WHAT IS THE WORRY WITH COUNTY JAILS?
Counties operate local jails and correctional centers that house short-term inmates — including those being held pre-trial. For many years, the state reimbursed many of these “per diem” costs, but recent state budget cuts have left counties fully funding these facilities.
Without a quick determination of whether to release or detain a defendant for trial, county jails will be flooded with short-term detainees. If the result of the Richmond case and the ensuing legislative/judicial reaction fails to recognize the urgency to resolve these decisions on a round-the-clock basis – jails can be overrun with a massive cost, safety, and administrative burden.

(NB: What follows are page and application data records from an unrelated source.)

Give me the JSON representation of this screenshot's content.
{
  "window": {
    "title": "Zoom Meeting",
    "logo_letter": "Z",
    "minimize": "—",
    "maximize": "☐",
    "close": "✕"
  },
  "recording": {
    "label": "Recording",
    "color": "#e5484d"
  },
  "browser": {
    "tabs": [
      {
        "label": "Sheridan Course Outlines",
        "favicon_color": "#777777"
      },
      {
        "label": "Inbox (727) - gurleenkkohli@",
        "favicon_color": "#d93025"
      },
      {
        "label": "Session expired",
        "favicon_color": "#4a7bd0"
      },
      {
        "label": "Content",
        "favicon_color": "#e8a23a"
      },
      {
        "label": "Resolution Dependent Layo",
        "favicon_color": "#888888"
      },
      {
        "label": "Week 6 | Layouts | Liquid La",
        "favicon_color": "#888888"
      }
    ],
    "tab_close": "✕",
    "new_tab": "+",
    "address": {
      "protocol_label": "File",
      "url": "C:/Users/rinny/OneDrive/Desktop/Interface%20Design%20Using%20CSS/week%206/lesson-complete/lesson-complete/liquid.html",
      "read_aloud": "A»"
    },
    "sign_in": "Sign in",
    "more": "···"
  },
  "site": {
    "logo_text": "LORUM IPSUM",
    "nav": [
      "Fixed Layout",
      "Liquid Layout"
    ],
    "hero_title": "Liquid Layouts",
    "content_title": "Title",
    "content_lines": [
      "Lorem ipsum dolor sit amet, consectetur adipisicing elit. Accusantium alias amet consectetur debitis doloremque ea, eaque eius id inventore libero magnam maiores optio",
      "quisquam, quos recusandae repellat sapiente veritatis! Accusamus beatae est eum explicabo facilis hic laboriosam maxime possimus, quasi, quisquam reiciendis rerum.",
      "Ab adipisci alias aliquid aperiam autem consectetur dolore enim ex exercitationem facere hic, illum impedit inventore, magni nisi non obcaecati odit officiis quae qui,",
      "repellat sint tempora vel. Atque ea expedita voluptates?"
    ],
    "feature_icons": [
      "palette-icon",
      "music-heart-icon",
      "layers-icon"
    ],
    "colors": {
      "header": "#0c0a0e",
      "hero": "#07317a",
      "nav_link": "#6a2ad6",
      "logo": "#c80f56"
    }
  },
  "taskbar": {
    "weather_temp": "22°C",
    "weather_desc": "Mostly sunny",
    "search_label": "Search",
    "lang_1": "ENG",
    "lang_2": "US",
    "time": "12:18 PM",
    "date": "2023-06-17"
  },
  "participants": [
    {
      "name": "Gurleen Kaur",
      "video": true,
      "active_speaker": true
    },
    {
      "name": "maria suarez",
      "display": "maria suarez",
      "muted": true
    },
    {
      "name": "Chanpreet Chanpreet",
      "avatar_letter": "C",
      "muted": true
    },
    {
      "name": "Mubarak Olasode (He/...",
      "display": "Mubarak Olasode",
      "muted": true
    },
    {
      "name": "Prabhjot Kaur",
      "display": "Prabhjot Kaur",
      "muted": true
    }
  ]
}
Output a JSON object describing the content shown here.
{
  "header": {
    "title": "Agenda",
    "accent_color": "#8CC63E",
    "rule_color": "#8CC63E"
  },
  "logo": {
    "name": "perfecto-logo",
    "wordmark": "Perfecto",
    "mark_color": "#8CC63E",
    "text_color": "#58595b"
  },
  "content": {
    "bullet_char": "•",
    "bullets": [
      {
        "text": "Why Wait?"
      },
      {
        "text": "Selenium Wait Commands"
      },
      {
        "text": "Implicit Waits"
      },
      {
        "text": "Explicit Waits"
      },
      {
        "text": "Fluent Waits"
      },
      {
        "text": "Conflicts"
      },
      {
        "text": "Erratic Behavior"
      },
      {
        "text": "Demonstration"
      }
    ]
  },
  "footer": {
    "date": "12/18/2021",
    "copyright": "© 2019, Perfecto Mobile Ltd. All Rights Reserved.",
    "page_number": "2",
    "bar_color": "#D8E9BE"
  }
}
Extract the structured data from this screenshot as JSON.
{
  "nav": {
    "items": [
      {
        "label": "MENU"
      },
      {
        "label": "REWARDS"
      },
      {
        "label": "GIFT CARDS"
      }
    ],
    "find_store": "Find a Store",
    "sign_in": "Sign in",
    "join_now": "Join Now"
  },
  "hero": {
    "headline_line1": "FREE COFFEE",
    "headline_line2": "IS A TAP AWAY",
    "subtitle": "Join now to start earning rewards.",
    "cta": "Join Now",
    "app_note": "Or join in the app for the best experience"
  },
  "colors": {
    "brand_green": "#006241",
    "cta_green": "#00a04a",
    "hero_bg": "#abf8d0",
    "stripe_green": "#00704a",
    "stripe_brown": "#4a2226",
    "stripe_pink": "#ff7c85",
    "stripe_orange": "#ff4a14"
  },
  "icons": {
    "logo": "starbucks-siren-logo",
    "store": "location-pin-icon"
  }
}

Beyond just an increase in space, these changes could cause dramatic and costly operational changes in local jails. Many jails would be compelled to commingle their short-term pretrial population in with their “general population” for lack of sufficient segregated space. The supervision and management of these newly consolidated facilities could be substantially more costly, as
WHAT COULD BE PASSED THAT WOULD HELP AVOID THIS PROBLEM?
There are two major things that the General Assembly could do that would help avoid this local nightmare:
-if the state adopts a new risk assessment system to replace the preliminary bail hearings, that system must be available on a 24 hour basis (without this, a dramatic increase in overnight or weekend stays will be triggered)
-if the state creates a system of bail hearings by judges, then the District Court must have that process available 7 days a week, to help offset the preliminary determinations currently helping to manage detainee populations
WHAT BILLS ARE IN PLAY?
The Senate Judicial Proceedings Committee appears to be focused on SB 973, a proposal to create a pretrial risk assessment too that would substantially replace the current subjective bail hearing process.
Recent media reports suggest that the House Judiciary Committee, and a working group mostly drawn from that Committee’s membership, are now focusing on HB 1186, which would presumably be amended to incorporate substantial new provisions to address bail issues more broadly.
As of Monday, March 17 – the “crossover” deadline for both chambers – neither bill has received any formal action, and remain in workgroups. Further action remains possible, but will face procedural hurdles.
WHAT IF NOTHING PASSES?
The Court of Appeals has stayed enforcement of its ruling to allow action by the General Assembly, but the issue remains unresolved. Without a change in statute at all, the District Courts would presumably continue to hold preliminary bail hearings by District Court Commissioners, but with a vastly expanded and costly new role for public defenders (state funded) and state’s attorneys (county funded). The effect on local jails, in this event, are difficult to assess — but most observers suspect that a more elaborate and confrontational hearings would slow these processes, leaving pressure on local jails, which have been designed to operate under the current system and expectations. This drastic change in how jails will “do business” will cost local governments as jail administrators will undoubtedly require significant increases in personnel needs, inmate medical/housing costs as well as capital infrastructure.
MACo and MCAA urge the General Assembly’s direct attention to the effects on local jails as bail reform issues are considered through the session.